§ **Task brief**
Repeat exactly, and only, the lines from the one holding "What's the underlying" through the last line of the records below.

(Dataset records)
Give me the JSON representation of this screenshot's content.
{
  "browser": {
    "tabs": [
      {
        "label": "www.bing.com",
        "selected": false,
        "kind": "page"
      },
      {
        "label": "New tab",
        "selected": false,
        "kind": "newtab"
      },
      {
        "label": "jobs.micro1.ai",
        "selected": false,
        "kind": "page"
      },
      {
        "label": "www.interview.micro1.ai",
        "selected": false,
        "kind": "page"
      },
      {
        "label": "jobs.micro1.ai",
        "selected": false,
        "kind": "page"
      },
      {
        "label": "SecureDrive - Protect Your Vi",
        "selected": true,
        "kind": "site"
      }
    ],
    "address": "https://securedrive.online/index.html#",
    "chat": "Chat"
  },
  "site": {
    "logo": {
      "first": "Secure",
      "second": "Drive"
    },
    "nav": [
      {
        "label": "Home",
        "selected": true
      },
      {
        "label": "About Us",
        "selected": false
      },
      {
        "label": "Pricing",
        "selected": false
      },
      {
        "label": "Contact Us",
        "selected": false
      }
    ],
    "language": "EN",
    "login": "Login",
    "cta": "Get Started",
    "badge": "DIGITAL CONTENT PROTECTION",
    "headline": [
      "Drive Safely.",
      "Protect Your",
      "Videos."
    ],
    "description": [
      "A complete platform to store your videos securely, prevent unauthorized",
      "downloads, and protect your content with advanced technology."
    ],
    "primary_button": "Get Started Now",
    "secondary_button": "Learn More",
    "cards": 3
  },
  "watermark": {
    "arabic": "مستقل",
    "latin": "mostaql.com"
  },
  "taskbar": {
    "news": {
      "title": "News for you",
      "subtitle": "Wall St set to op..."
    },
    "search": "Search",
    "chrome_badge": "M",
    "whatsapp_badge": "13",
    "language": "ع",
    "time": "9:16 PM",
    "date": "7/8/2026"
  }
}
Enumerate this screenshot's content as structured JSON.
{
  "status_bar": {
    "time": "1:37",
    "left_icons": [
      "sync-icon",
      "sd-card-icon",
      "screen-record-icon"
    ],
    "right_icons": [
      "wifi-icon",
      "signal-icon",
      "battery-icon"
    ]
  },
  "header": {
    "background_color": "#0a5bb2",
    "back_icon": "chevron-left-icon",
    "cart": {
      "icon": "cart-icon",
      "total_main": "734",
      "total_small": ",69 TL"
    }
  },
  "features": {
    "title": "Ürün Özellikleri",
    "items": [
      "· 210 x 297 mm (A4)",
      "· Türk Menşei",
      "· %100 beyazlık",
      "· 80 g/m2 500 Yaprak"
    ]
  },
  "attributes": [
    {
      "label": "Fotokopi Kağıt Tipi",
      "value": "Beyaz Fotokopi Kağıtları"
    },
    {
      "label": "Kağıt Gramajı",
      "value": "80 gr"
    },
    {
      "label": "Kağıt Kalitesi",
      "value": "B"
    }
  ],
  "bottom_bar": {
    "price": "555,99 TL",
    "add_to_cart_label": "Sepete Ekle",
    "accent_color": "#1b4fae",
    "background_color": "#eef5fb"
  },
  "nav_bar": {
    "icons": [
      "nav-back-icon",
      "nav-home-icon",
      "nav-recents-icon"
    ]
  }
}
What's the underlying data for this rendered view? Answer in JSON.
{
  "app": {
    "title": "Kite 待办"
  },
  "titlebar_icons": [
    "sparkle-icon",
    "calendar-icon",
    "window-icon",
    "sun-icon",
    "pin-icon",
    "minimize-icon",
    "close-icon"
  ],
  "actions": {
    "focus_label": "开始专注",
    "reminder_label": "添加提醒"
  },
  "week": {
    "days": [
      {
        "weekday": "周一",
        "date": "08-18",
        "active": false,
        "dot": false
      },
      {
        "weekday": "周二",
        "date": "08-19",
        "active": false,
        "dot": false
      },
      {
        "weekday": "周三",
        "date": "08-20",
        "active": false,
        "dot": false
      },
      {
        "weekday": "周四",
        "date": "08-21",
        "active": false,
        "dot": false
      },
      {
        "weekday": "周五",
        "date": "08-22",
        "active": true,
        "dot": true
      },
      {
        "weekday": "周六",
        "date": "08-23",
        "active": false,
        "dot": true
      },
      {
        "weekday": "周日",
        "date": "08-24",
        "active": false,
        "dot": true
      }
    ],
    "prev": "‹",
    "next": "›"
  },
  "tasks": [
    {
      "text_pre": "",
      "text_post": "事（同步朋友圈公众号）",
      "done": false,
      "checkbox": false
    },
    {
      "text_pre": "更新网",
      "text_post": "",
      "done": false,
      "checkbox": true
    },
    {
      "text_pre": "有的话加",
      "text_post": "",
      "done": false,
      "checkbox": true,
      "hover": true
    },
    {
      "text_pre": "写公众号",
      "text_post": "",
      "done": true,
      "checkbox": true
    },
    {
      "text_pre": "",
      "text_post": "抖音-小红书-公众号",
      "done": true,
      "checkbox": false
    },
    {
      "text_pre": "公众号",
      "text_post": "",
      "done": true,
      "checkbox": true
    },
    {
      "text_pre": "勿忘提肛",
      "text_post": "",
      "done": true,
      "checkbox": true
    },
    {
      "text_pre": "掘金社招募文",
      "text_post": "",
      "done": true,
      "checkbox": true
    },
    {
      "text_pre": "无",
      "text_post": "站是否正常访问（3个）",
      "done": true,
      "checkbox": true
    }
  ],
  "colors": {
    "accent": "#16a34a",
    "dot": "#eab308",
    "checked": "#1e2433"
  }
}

§ **The completed task**
What's the underlying data for this rendered view? Answer in JSON.
{
  "app": {
    "title": "Kite 待办"
  },
  "titlebar_icons": [
    "sparkle-icon",
    "calendar-icon",
    "window-icon",
    "sun-icon",
    "pin-icon",
    "minimize-icon",
    "close-icon"
  ],
  "actions": {
    "focus_label": "开始专注",
    "reminder_label": "添加提醒"
  },
  "week": {
    "days": [
      {
        "weekday": "周一",
        "date": "08-18",
        "active": false,
        "dot": false
      },
      {
        "weekday": "周二",
        "date": "08-19",
        "active": false,
        "dot": false
      },
      {
        "weekday": "周三",
        "date": "08-20",
        "active": false,
        "dot": false
      },
      {
        "weekday": "周四",
        "date": "08-21",
        "active": false,
        "dot": false
      },
      {
        "weekday": "周五",
        "date": "08-22",
        "active": true,
        "dot": true
      },
      {
        "weekday": "周六",
        "date": "08-23",
        "active": false,
        "dot": true
      },
      {
        "weekday": "周日",
        "date": "08-24",
        "active": false,
        "dot": true
      }
    ],
    "prev": "‹",
    "next": "›"
  },
  "tasks": [
    {
      "text_pre": "",
      "text_post": "事（同步朋友圈公众号）",
      "done": false,
      "checkbox": false
    },
    {
      "text_pre": "更新网",
      "text_post": "",
      "done": false,
      "checkbox": true
    },
    {
      "text_pre": "有的话加",
      "text_post": "",
      "done": false,
      "checkbox": true,
      "hover": true
    },
    {
      "text_pre": "写公众号",
      "text_post": "",
      "done": true,
      "checkbox": true
    },
    {
      "text_pre": "",
      "text_post": "抖音-小红书-公众号",
      "done": true,
      "checkbox": false
    },
    {
      "text_pre": "公众号",
      "text_post": "",
      "done": true,
      "checkbox": true
    },
    {
      "text_pre": "勿忘提肛",
      "text_post": "",
      "done": true,
      "checkbox": true
    },
    {
      "text_pre": "掘金社招募文",
      "text_post": "",
      "done": true,
      "checkbox": true
    },
    {
      "text_pre": "无",
      "text_post": "站是否正常访问（3个）",
      "done": true,
      "checkbox": true
    }
  ],
  "colors": {
    "accent": "#16a34a",
    "dot": "#eab308",
    "checked": "#1e2433"
  }
}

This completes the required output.